Total text length is 4,035 characters (approximately 2.8 pages).

Excerpts from the Paper

The beginning:
The Portrayal of Women in Bram Stoker’s "Dracula"
Bram
Stoker’s Dracula is the best-known vampire story of our time. It is a classic work of fictional terror that has created a prototypical vampire, an image that is still a part of popular culture today. Dracula also looks at sexuality in the Victorian Era and
Bram
Stoker uses this novel to convey the beliefs, fears, and thoughts of the people of the Victorian Era. This paper will examine the portrayal of women of the Victorian era in this novel. In Chapter 18 Dracula, Van
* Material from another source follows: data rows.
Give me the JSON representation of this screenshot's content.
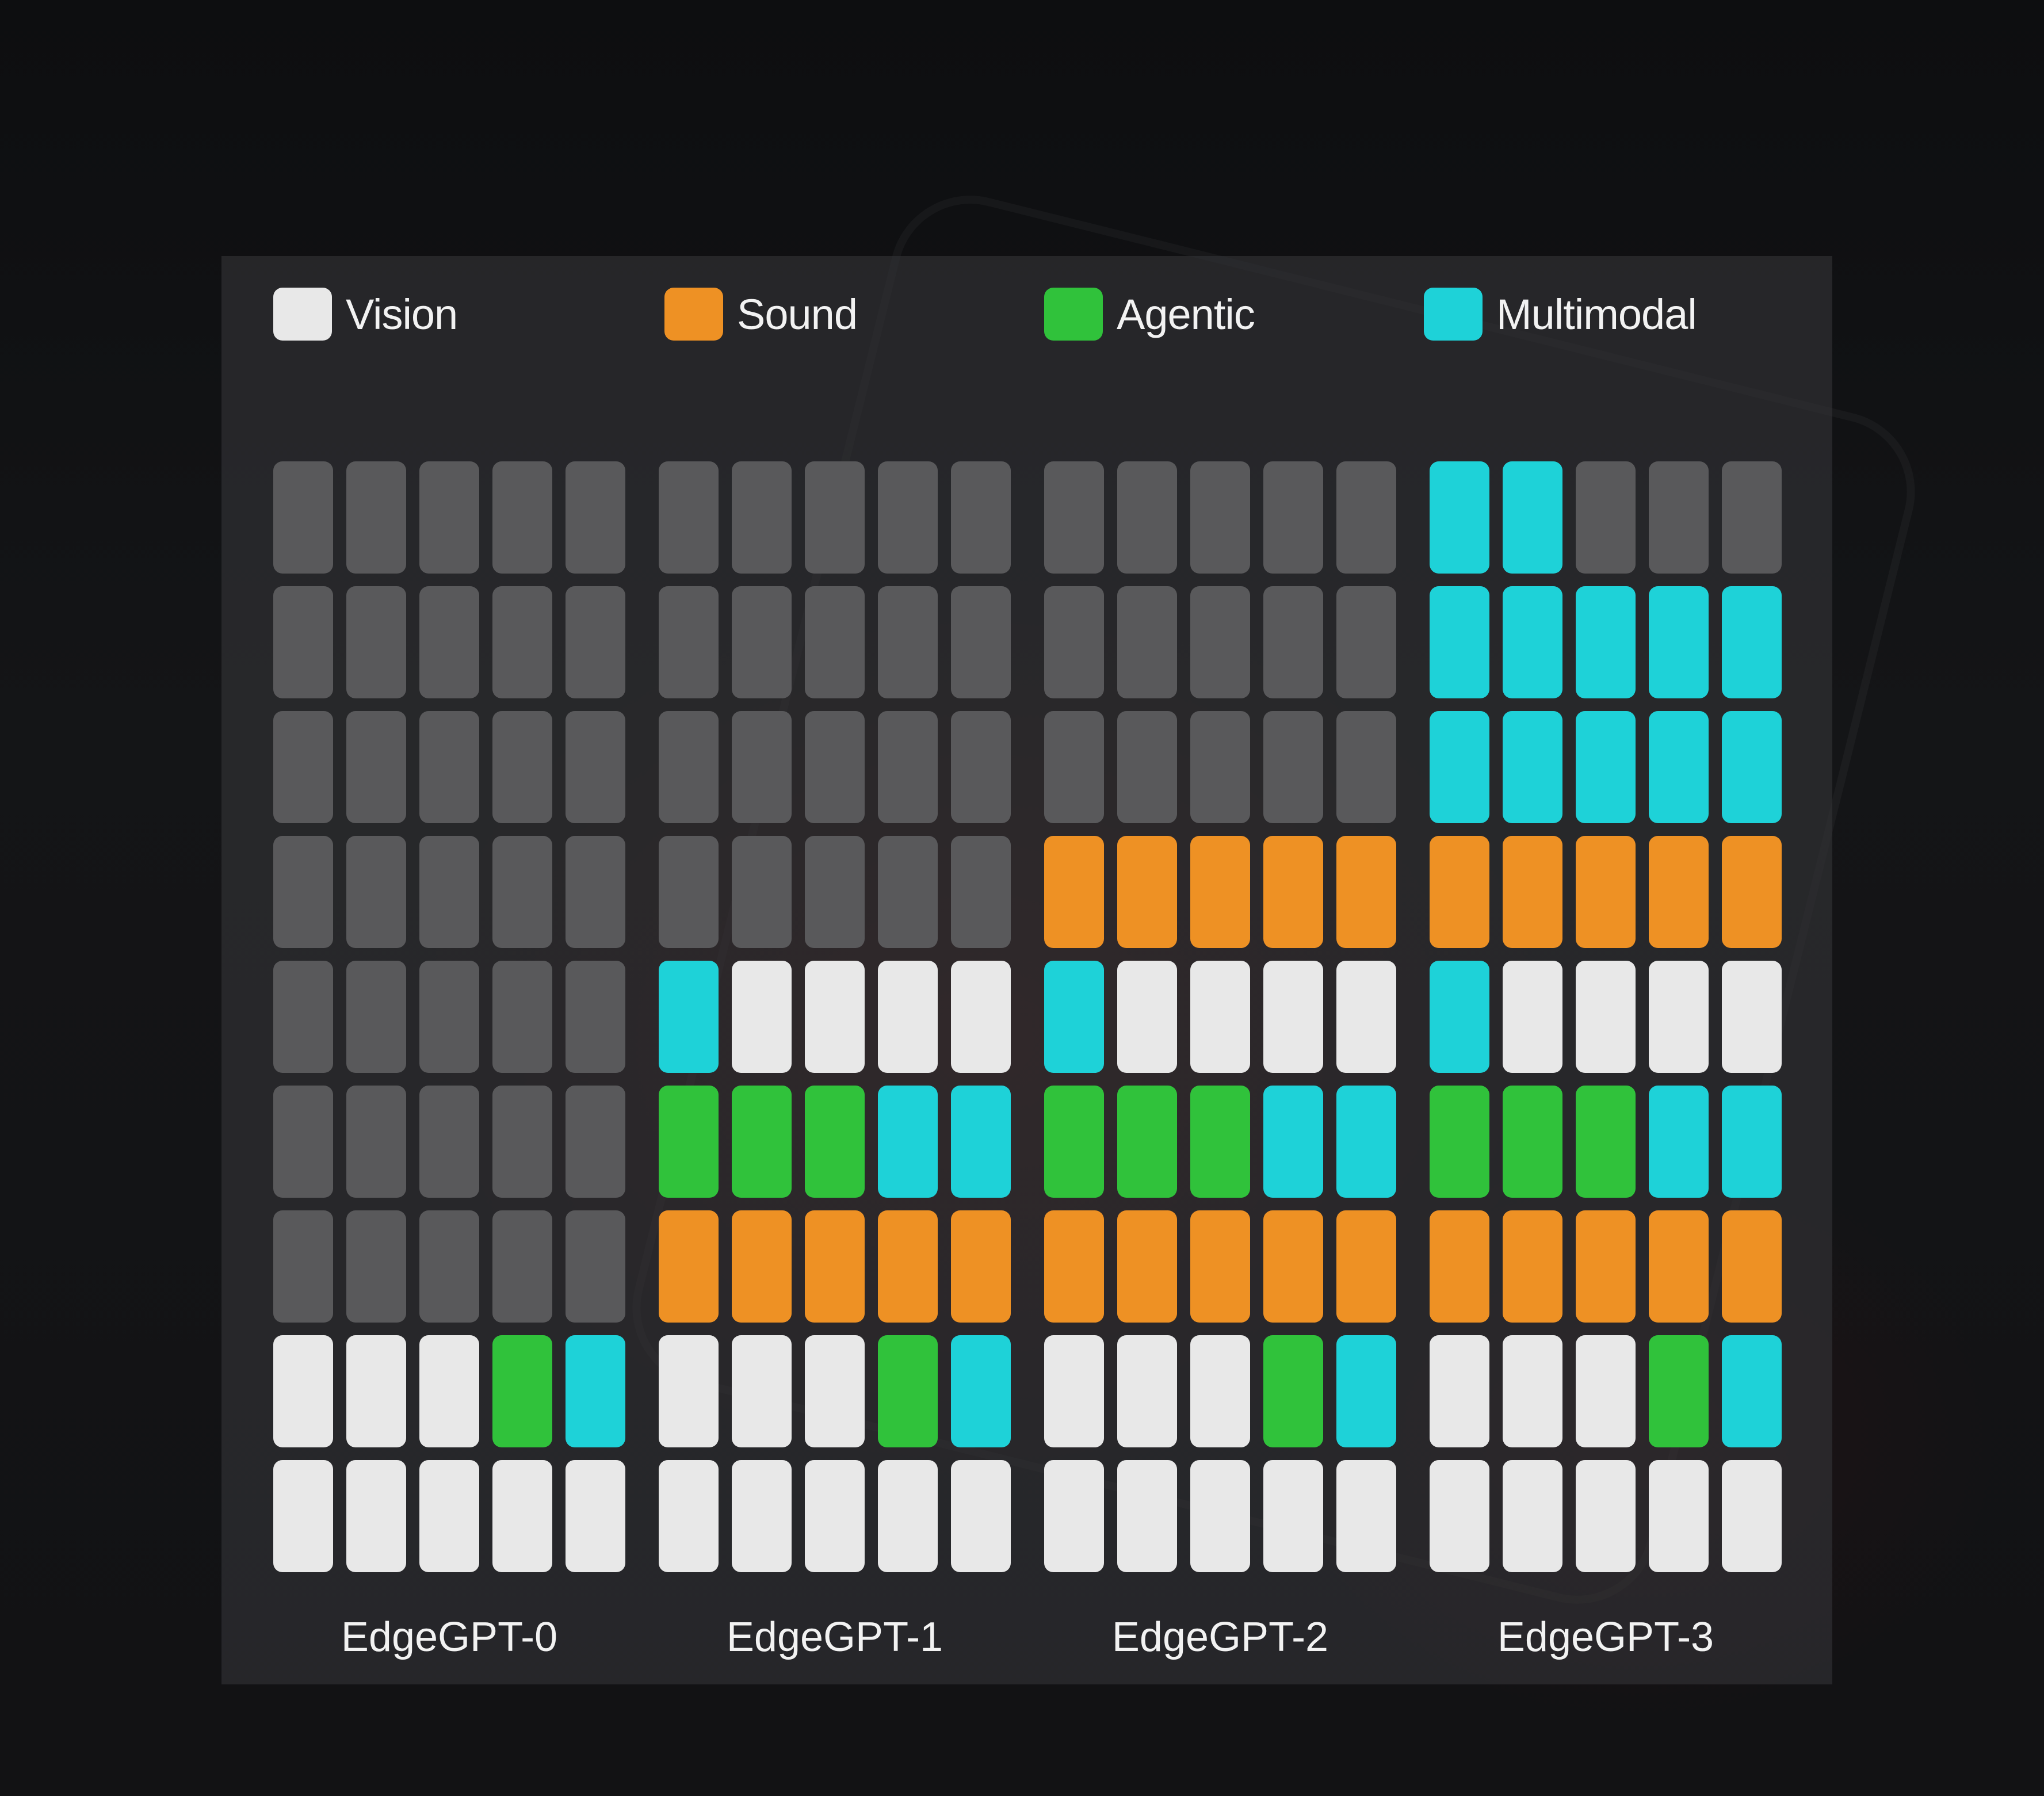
{
  "colors": {
    "Vision": "#e8e8e8",
    "Sound": "#ee9124",
    "Agentic": "#30c23b",
    "Multimodal": "#1ed2d8",
    "Empty": "#59595b"
  },
  "legend": [
    {
      "name": "Vision",
      "color": "#e8e8e8"
    },
    {
      "name": "Sound",
      "color": "#ee9124"
    },
    {
      "name": "Agentic",
      "color": "#30c23b"
    },
    {
      "name": "Multimodal",
      "color": "#1ed2d8"
    }
  ],
  "chart_data": {
    "type": "heatmap",
    "categories": [
      "EdgeGPT-0",
      "EdgeGPT-1",
      "EdgeGPT-2",
      "EdgeGPT-3"
    ],
    "grid": {
      "rows": 9,
      "cols_per_group": 5
    },
    "legend_position": "top",
    "models": [
      {
        "name": "EdgeGPT-0",
        "rows": [
          [
            "Empty",
            "Empty",
            "Empty",
            "Empty",
            "Empty"
          ],
          [
            "Empty",
            "Empty",
            "Empty",
            "Empty",
            "Empty"
          ],
          [
            "Empty",
            "Empty",
            "Empty",
            "Empty",
            "Empty"
          ],
          [
            "Empty",
            "Empty",
            "Empty",
            "Empty",
            "Empty"
          ],
          [
            "Empty",
            "Empty",
            "Empty",
            "Empty",
            "Empty"
          ],
          [
            "Empty",
            "Empty",
            "Empty",
            "Empty",
            "Empty"
          ],
          [
            "Empty",
            "Empty",
            "Empty",
            "Empty",
            "Empty"
          ],
          [
            "Vision",
            "Vision",
            "Vision",
            "Agentic",
            "Multimodal"
          ],
          [
            "Vision",
            "Vision",
            "Vision",
            "Vision",
            "Vision"
          ]
        ]
      },
      {
        "name": "EdgeGPT-1",
        "rows": [
          [
            "Empty",
            "Empty",
            "Empty",
            "Empty",
            "Empty"
          ],
          [
            "Empty",
            "Empty",
            "Empty",
            "Empty",
            "Empty"
          ],
          [
            "Empty",
            "Empty",
            "Empty",
            "Empty",
            "Empty"
          ],
          [
            "Empty",
            "Empty",
            "Empty",
            "Empty",
            "Empty"
          ],
          [
            "Multimodal",
            "Vision",
            "Vision",
            "Vision",
            "Vision"
          ],
          [
            "Agentic",
            "Agentic",
            "Agentic",
            "Multimodal",
            "Multimodal"
          ],
          [
            "Sound",
            "Sound",
            "Sound",
            "Sound",
            "Sound"
          ],
          [
            "Vision",
            "Vision",
            "Vision",
            "Agentic",
            "Multimodal"
          ],
          [
            "Vision",
            "Vision",
            "Vision",
            "Vision",
            "Vision"
          ]
        ]
      },
      {
        "name": "EdgeGPT-2",
        "rows": [
          [
            "Empty",
            "Empty",
            "Empty",
            "Empty",
            "Empty"
          ],
          [
            "Empty",
            "Empty",
            "Empty",
            "Empty",
            "Empty"
          ],
          [
            "Empty",
            "Empty",
            "Empty",
            "Empty",
            "Empty"
          ],
          [
            "Sound",
            "Sound",
            "Sound",
            "Sound",
            "Sound"
          ],
          [
            "Multimodal",
            "Vision",
            "Vision",
            "Vision",
            "Vision"
          ],
          [
            "Agentic",
            "Agentic",
            "Agentic",
            "Multimodal",
            "Multimodal"
          ],
          [
            "Sound",
            "Sound",
            "Sound",
            "Sound",
            "Sound"
          ],
          [
            "Vision",
            "Vision",
            "Vision",
            "Agentic",
            "Multimodal"
          ],
          [
            "Vision",
            "Vision",
            "Vision",
            "Vision",
            "Vision"
          ]
        ]
      },
      {
        "name": "EdgeGPT-3",
        "rows": [
          [
            "Multimodal",
            "Multimodal",
            "Empty",
            "Empty",
            "Empty"
          ],
          [
            "Multimodal",
            "Multimodal",
            "Multimodal",
            "Multimodal",
            "Multimodal"
          ],
          [
            "Multimodal",
            "Multimodal",
            "Multimodal",
            "Multimodal",
            "Multimodal"
          ],
          [
            "Sound",
            "Sound",
            "Sound",
            "Sound",
            "Sound"
          ],
          [
            "Multimodal",
            "Vision",
            "Vision",
            "Vision",
            "Vision"
          ],
          [
            "Agentic",
            "Agentic",
            "Agentic",
            "Multimodal",
            "Multimodal"
          ],
          [
            "Sound",
            "Sound",
            "Sound",
            "Sound",
            "Sound"
          ],
          [
            "Vision",
            "Vision",
            "Vision",
            "Agentic",
            "Multimodal"
          ],
          [
            "Vision",
            "Vision",
            "Vision",
            "Vision",
            "Vision"
          ]
        ]
      }
    ]
  }
}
Helsing
says, “Ah, that wonderful Madam Mina! She has man's brain - a brain that a man should have were he much gifted - and woman's heart” The paper will examine what this statement means in terms of being a Victorian...
The end:
.....e can. Most of the second half of the novel is focused on the issue of her purity and the men decide to kill Dracula in order to protect Mina chastity. She is seen a powerless and doomed without the aid of the man.
In the Victorian society the female sexuality was repressed and even punished. Dracula, a foreigner, irresistible to women represents real threat to the Victoria women in general and as such the entire order to the Victorian society. Stoker’s novel reflects these fears, and the destruction of Dracula implies not only Mina being saved from a ‘fate worse than death’ but also the redemption of the Victorian women from downfall.Bibliography
1. Stoker,
Bram
. Dracula 1897. Ed. Nina
Auerbach
& David J.
Skal
. New York: Norton, 1997